**TASK DIRECTIONS:** If a line in the entries contains the word "kind", list it.

(Dataset rows for apps and sites)
^^^^
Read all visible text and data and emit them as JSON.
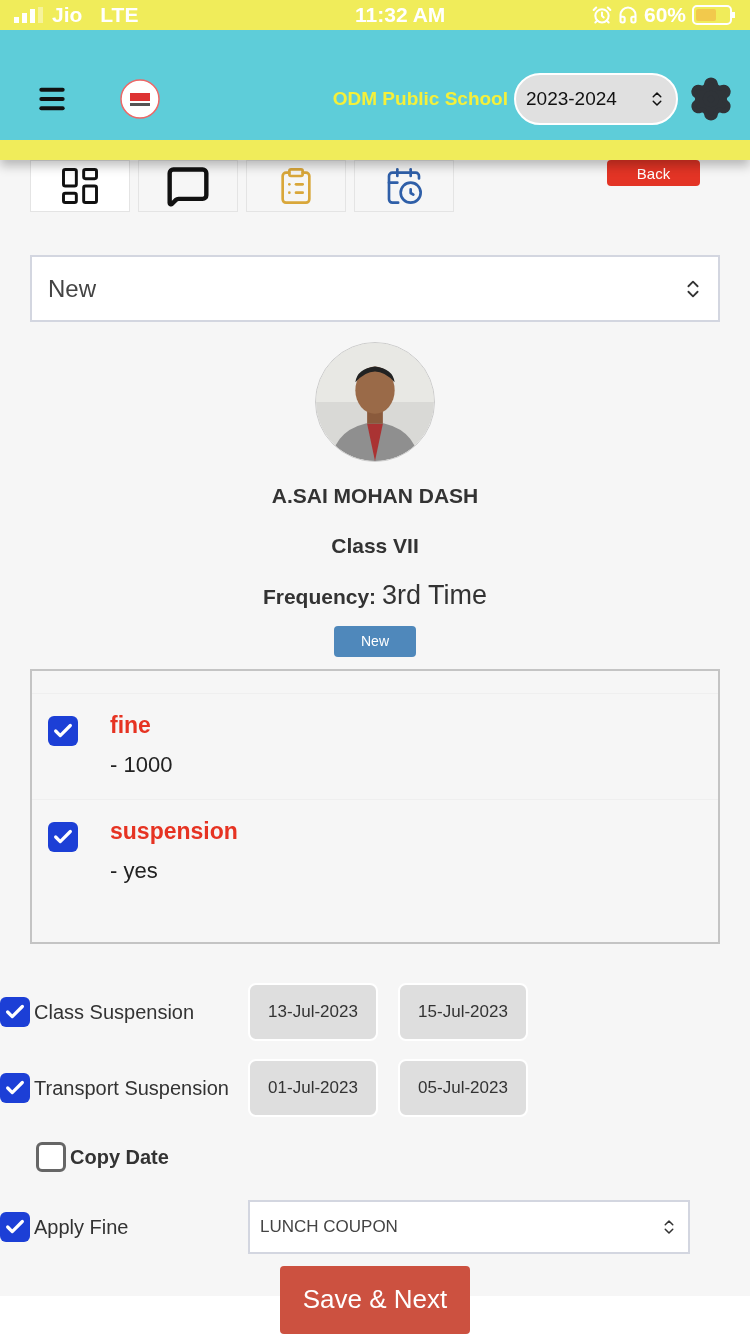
{
  "status_bar": {
    "carrier": "Jio",
    "network": "LTE",
    "time": "11:32 AM",
    "battery": "60%"
  },
  "header": {
    "school_name": "ODM Public School",
    "session": "2023-2024"
  },
  "tabs": [
    {
      "kind": "dashboard",
      "selected": true
    },
    {
      "kind": "message",
      "selected": false
    },
    {
      "kind": "clipboard",
      "selected": false
    },
    {
      "kind": "calendar",
      "selected": false
    }
  ],
  "back_button": "Back",
  "status_select": "New",
  "student": {
    "name": "A.SAI MOHAN DASH",
    "class": "Class VII",
    "frequency_label": "Frequency:",
    "frequency": "3rd Time",
    "badge": "New"
  },
  "actions": [
    {
      "title": "fine",
      "detail": "- 1000",
      "checked": true
    },
    {
      "title": "suspension",
      "detail": "- yes",
      "checked": true
    }
  ],
  "form_rows": [
    {
      "kind": "dates",
      "label": "Class Suspension",
      "checked": true,
      "from": "13-Jul-2023",
      "to": "15-Jul-2023"
    },
    {
      "kind": "dates",
      "label": "Transport Suspension",
      "checked": true,
      "from": "01-Jul-2023",
      "to": "05-Jul-2023"
    },
    {
      "kind": "copy",
      "label": "Copy Date",
      "checked": false
    },
    {
      "kind": "select",
      "label": "Apply Fine",
      "checked": true,
      "value": "LUNCH COUPON"
    }
  ],
  "save_button": "Save & Next"
}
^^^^
**TASK ANSWER:**
      "kind": "dashboard",
      "kind": "message",
      "kind": "clipboard",
      "kind": "calendar",
      "kind": "dates",
      "kind": "dates",
      "kind": "copy",
      "kind": "select",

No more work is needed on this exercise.